If that’s all Psychosis was, that single great idea accomplished, you might be deliriously happy with its execution. Also, the familiar movie themes you knew were going to be there ARE there, including compositions based on Psycho, Marnie and Vertigo, and they’re more surprising than you think. Does that frantic Psycho theme, written for a very agitated string quartet putting forth some very clear notions, work as sort of a dark, swinging jazz piece? Of course it does. But that might be missing the point. Italian saxophone player Carla Marciano does so much more than merely take those very recognizable themes and set them into a traditional be-bop structure–let’s play the tune, and then each one of us takes turns in the zone. No, she digs deep, far deeper than I would have expected.
What does that mean? Well, Carla Marciano took no short cuts in arranging these tunes. Each track carefully lays out the themes and sets up the solo moments, as I expected, but often the energy of the pieces turns on a dime–it’s a hard left turn into the meadow and you’re not sure if you have the right tires. With her expressive and passionate quartet (pianist Alessandro La Corte, bassist Aldo Vigorito and drummer Gaetano Fasano), she designs conduits that go back to the basic structures. The tangents, however, are loose and adventurous, so much so that it can be a shock when you return for the wrap-up. It’s not a road with crazy detours, however–it’s a driver who loves to drive blindfolded and still drops you off in front of your house in one piece.
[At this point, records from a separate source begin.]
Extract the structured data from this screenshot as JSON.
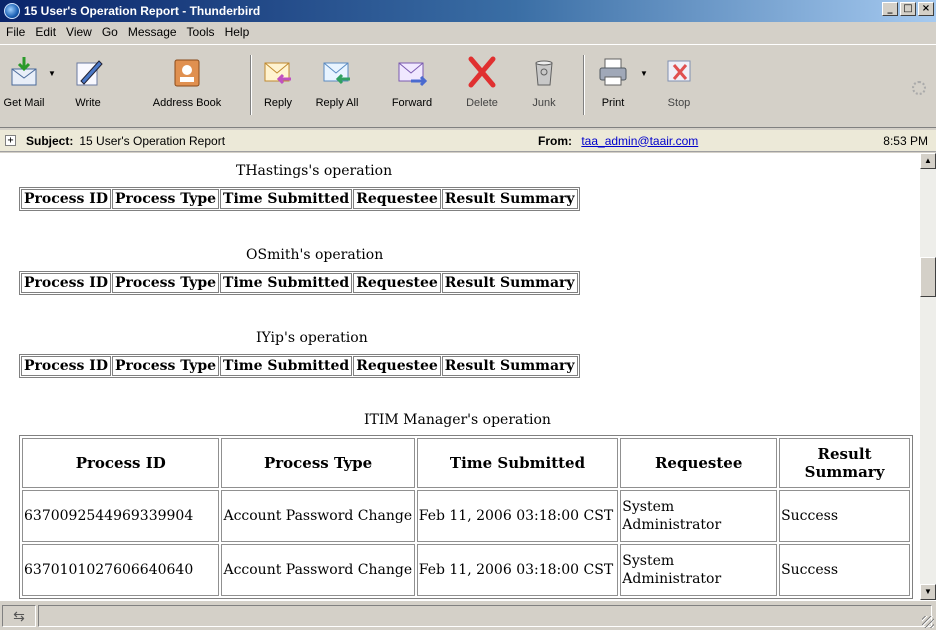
{
  "window": {
    "title": "15 User's Operation Report - Thunderbird",
    "controls": [
      "_",
      "□",
      "×"
    ]
  },
  "menu": [
    "File",
    "Edit",
    "View",
    "Go",
    "Message",
    "Tools",
    "Help"
  ],
  "toolbar": {
    "get_mail": "Get Mail",
    "write": "Write",
    "address_book": "Address Book",
    "reply": "Reply",
    "reply_all": "Reply All",
    "forward": "Forward",
    "delete": "Delete",
    "junk": "Junk",
    "print": "Print",
    "stop": "Stop"
  },
  "header": {
    "expand": "+",
    "subject_label": "Subject:",
    "subject": "15 User's Operation Report",
    "from_label": "From:",
    "from": "taa_admin@taair.com",
    "time": "8:53 PM"
  },
  "columns": [
    "Process ID",
    "Process Type",
    "Time Submitted",
    "Requestee",
    "Result Summary"
  ],
  "operations": [
    {
      "caption": "THastings's operation"
    },
    {
      "caption": "OSmith's operation"
    },
    {
      "caption": "IYip's operation"
    }
  ],
  "manager": {
    "caption": "ITIM Manager's operation",
    "rows": [
      {
        "id": "6370092544969339904",
        "type": "Account Password Change",
        "time": "Feb 11, 2006 03:18:00 CST",
        "requestee": "System Administrator",
        "result": "Success"
      },
      {
        "id": "6370101027606640640",
        "type": "Account Password Change",
        "time": "Feb 11, 2006 03:18:00 CST",
        "requestee": "System Administrator",
        "result": "Success"
      }
    ]
  },
  "status": {
    "icon": "offline-icon"
  }
}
Much of the ambition and energy in Psychosis has to do with how well you know Bernard Herrman, and how adept you are at peeling away the almost subliminal connections he makes in his music. The Carla Marciano Quartet knows how to increase the focus on those melodic foundations Herrmann used to construct with the utmost of care, the ones that probably made Hitchcock and Scorsese swoon the first time they heard them. Then there’ll be a moment when you think you know where you’re going, and you’ll hear a few notes and get ready for the reveal and just like that you’re somewhere you didn’t expect to be.
Does that sound exciting? It is, very much so.